Seoul and Bangkok | 16:9 is the standard aspect ratio for digital signage screens since LCD replaced the 4:3 CRT. Today’s displays are usually considerably wider than they are tall. Although alternative digital signage form factors are available on the market, they have so far only had a niche existence. Is it time for new form factors?

The travel retail market – colloquially known as duty free – has always been a testing ground for digital innovations. High sales volume of small merchandise must be achieved at the airport in expensive rent spaces. Also an ideal location for digital signage as the majority of transactions are impulse purchases. Travellers are open to impulses, have time to kill and are generally in a relaxed mindset after the stress of check-in and security.

If not here, where else can new digital touchpoint concepts be best tested? New trends often emerge in the travel retail environment. A reason for invidis to look around Bangkok and Paris. But square displays can also increasingly being found beyond airports – we were in Seoul on the search for square screens in convenience stores.

Travel Retail

In principle, travel retailers value square displays because they take up less of the valuable space on the shelf. LCD screens prevail at the point of sale, as LED modules do not provide sufficient resolution for the short viewing distance and the integration requires a lot of technical effort. In Bangkok, King Power Travel Retail uses square displays in free-standing highlight zones at the entrance. The big advantage over 16:9 portrait: the view into the store is not blocked and the furniture can be small in height and width. Some square displays even run on 24V and can therefore be integrated into the lighting power supply of the retail system.

Stretched displays are increasingly being used in the back of the store above retail shelves. With limited available height, they offer a large display area and still leave enough space for static and backlit category signage or advertising. Interestingly, even when it comes to stretched displays, it is not the large display suppliers who dominate the market. We often discover BenQ displays (38 inches in a 16:5 aspect ratio) and products from small specialist providers who often offer solutions for trains and buses. Because also in public transportation there is limited space above the doors.

A PPDS/Philips stretched display has been on the market for a few weeks, which according to the company is the first stretched display with a full Android SoC and regular slim housing.

Menu boards and convenience stores

Lack of ceiling height is often the reason for choosing stretched displays in convenience stores. Whether as a menu board above the cash register or for promotion above the refrigerated cabinets and shelves, the small LCD display strips are the perfect solution.

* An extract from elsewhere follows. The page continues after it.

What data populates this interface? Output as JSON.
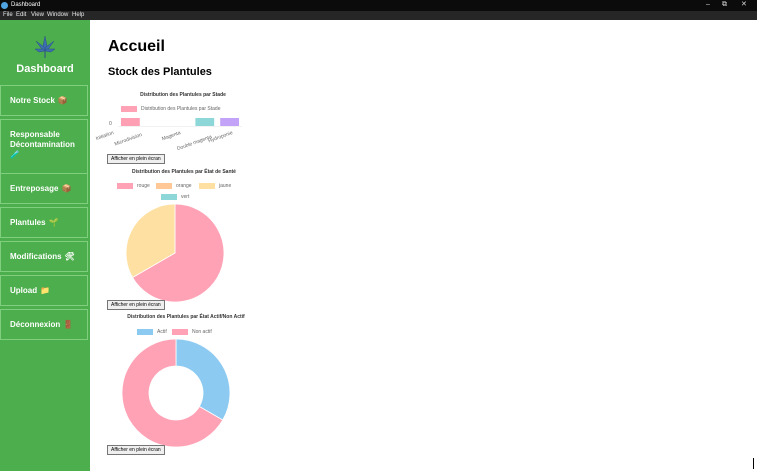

The use of several square displays as a video wall, as we often encountered at emart24 in Korea, is incomprehensible. The relatively wide bezel is no longer acceptable. We suspect that emart 24 values modularity and can therefore piece up digital signage depending on the floor plan.

Starbucks in Korea relies on very small display bands that were originally designed as shelf-edge displays.

Looks can be deceiving – design solutions

Architects are always looking for unusual display formats and display mosaics, especially in the retail premium segment. Often there is something behind the unusual installations in a completely ordinary large format display that was integrated into the shop design with recesses and frames. An optical illusion that does not fail to have its effect.